HHS Announces $95 Million to Improve the Health of Minorities
HHS Secretary Mike Leavitt today announced $95 million in grants to develop a new program that will reduce the number of cancer deaths in minority and poor populations.
“Our commitment to closing the health care gap among racial and ethnic minorities is unwavering,” Secretary Leavitt said. “We will continue to support community-based approaches to help racial and ethnic minority populations experience the benefits of modern medicine.”
This new initiative, called the Community Networks Program (CNP), was developed by HHS’ National Cancer Institute (NCI), part of the National Institutes of Health. Its aim is to reduce cancer disparities through community participation in education, research and training. Up to 25 grantees will develop programs to increase the use of cancer interventions in underserved communities. Interventions will include proven approaches including smoking cessation, increasing healthy eating and physical activity, and early detection and treatment of breast, cervical and colorectal cancers.
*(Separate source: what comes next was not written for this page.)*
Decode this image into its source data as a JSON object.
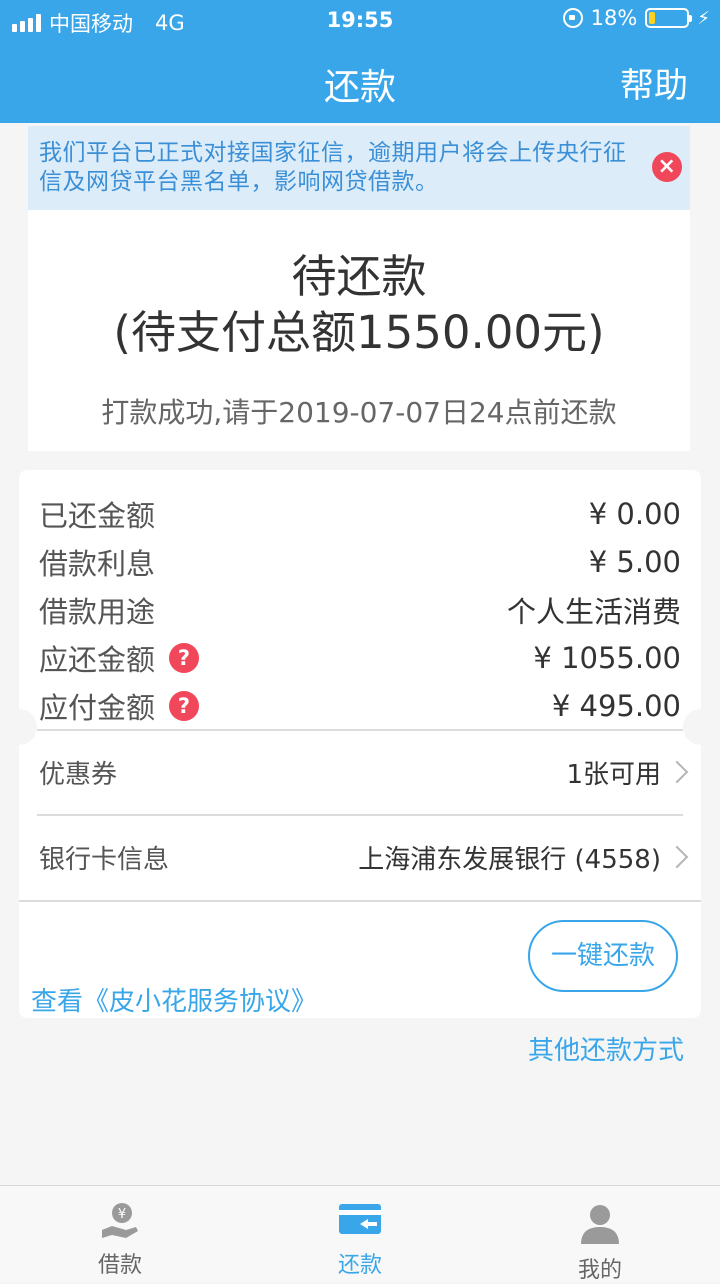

Programs will be designed to reach communities and populations experiencing a disproportionate share of the cancer burden, and will address African Americans, American Indians/Alaska Natives, Hawaiian Natives and other Pacific Islanders, Asians, Hispanics/Latinos, and rural underserved populations.
Each CNP will put together an advisory group that will serve as the “voice of the community.” These advisory groups will work with local community members to gather information and then deliver back results. A steering committee of community-based leaders, researchers, clinicians and public health professionals will provide additional support.
To sustain successful efforts in their communities, CNP grantees also will work closely with policymakers and non-governmental funding sources. Together, CNP grantees and NCI will train investigators, identify potential research opportunities, and work to ensure that best practice models are widely disseminated.
“Community-based approaches continue to be a successful way to providing access and hope to those most in need,” Secretary Leavitt said. “The CNP is a good model that will allow the communities to provide results to the community it serves.”
Reducing and eliminating cancer disparities continue to be a major commitment for HHS, the research community, health care providers and policymakers. In recent years, the cancer research community has looked to learn more about why members of some population groups experience higher cancer incidence and mortality rates than others.
“Given the progress we have made through cancer research and the promise of emerging technology, I believe we are on course to eliminating suffering and death due to cancer,” said NCI Director Andrew C. von Eschenbach, M.D. “But we must be certain that we do this for all who are in need. The Community Networks Program will play an important role in defining the most effective way of accomplishing both goals.”
The CNP builds on advances from a previous initiative called the Special Population Networks program. It will be administered through individual cooperative agreements between NCI and the CNP grantees and will be directed by NCI's Center to Reduce Cancer Health Disparities.
For additional information about the Community Networks Program and grantees, go to: http://crchd.nci.nih.gov.
For more information about cancer, visit the NCI Web site at http://www.cancer.gov or call NCI's Cancer Information Service at 1-800-4 CANCER (1-800-422-6237).
The list for awards issued to date is below:
Note: All HHS press releases, fact sheets and other press materials are available at http://www.hhs.gov/news.
Last revised: May 6, 2005